**Listed entries**
-- Opening Marker --

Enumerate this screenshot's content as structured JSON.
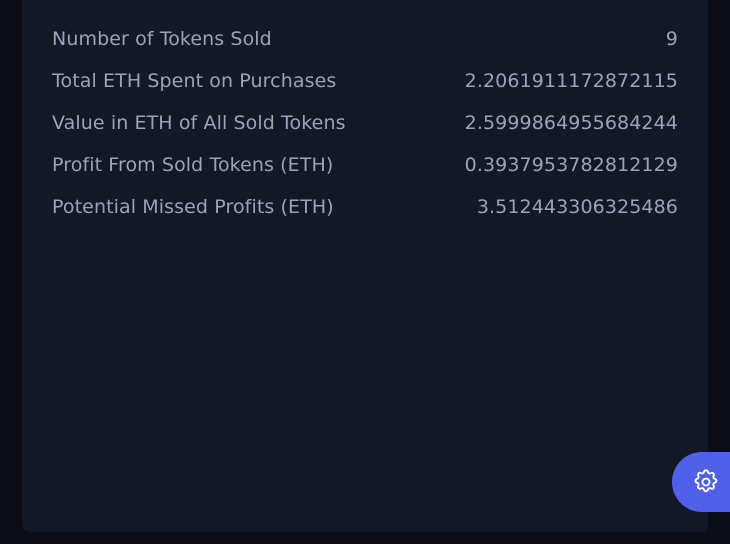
{
  "stats": [
    {
      "label": "Number of Tokens Sold",
      "value": "9"
    },
    {
      "label": "Total ETH Spent on Purchases",
      "value": "2.2061911172872115"
    },
    {
      "label": "Value in ETH of All Sold Tokens",
      "value": "2.5999864955684244"
    },
    {
      "label": "Profit From Sold Tokens (ETH)",
      "value": "0.3937953782812129"
    },
    {
      "label": "Potential Missed Profits (ETH)",
      "value": "3.512443306325486"
    }
  ],
  "settings_button": {
    "icon": "gear-icon"
  },
  "colors": {
    "background": "#0b0e17",
    "card": "#121826",
    "text": "#9ca3b8",
    "accent": "#5060e8"
  }
}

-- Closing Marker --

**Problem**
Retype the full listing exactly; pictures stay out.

**Task answer**
Enumerate this screenshot's content as structured JSON.
{
  "stats": [
    {
      "label": "Number of Tokens Sold",
      "value": "9"
    },
    {
      "label": "Total ETH Spent on Purchases",
      "value": "2.2061911172872115"
    },
    {
      "label": "Value in ETH of All Sold Tokens",
      "value": "2.5999864955684244"
    },
    {
      "label": "Profit From Sold Tokens (ETH)",
      "value": "0.3937953782812129"
    },
    {
      "label": "Potential Missed Profits (ETH)",
      "value": "3.512443306325486"
    }
  ],
  "settings_button": {
    "icon": "gear-icon"
  },
  "colors": {
    "background": "#0b0e17",
    "card": "#121826",
    "text": "#9ca3b8",
    "accent": "#5060e8"
  }
}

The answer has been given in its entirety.